───── Data records ─────
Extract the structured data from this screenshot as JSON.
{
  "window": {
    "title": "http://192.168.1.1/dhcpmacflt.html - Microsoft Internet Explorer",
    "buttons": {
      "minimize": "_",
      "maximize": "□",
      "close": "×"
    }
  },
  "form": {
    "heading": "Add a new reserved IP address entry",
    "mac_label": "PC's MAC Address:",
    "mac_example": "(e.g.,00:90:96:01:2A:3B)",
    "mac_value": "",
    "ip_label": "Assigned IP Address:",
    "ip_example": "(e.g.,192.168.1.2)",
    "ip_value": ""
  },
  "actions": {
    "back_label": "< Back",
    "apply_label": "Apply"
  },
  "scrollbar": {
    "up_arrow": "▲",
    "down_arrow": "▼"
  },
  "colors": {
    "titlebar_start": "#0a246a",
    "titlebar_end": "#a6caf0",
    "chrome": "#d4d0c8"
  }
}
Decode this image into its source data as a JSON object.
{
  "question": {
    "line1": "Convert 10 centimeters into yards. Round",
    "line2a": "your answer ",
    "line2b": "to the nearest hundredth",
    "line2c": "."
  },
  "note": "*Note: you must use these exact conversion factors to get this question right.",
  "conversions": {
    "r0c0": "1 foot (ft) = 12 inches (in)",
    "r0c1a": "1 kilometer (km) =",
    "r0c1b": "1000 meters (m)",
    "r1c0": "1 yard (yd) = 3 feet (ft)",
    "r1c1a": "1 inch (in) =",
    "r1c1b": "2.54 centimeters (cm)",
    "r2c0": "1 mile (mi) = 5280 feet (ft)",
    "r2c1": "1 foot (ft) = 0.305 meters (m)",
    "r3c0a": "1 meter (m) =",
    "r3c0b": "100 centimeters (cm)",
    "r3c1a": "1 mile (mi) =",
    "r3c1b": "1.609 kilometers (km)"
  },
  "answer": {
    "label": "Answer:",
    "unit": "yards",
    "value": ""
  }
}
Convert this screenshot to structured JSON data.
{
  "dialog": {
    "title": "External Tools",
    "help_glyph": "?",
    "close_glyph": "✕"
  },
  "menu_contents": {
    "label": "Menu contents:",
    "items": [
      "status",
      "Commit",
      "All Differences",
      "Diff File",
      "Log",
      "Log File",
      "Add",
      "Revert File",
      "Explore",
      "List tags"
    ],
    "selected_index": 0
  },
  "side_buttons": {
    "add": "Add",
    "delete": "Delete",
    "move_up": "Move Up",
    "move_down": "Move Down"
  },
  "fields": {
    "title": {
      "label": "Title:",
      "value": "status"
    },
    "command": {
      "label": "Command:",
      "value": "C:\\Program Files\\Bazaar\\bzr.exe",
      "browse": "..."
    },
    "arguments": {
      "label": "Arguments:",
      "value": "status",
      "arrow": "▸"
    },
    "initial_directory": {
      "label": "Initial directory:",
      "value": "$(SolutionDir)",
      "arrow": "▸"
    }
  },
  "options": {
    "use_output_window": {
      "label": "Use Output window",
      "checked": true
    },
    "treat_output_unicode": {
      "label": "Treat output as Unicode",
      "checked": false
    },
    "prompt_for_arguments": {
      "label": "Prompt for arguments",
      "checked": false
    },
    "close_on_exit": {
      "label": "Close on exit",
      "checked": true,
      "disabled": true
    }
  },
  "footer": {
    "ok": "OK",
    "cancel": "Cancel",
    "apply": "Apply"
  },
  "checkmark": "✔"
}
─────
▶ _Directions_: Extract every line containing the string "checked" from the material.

▶ _Response to this exercise_:
      "checked": true
      "checked": false
      "checked": false
      "checked": true,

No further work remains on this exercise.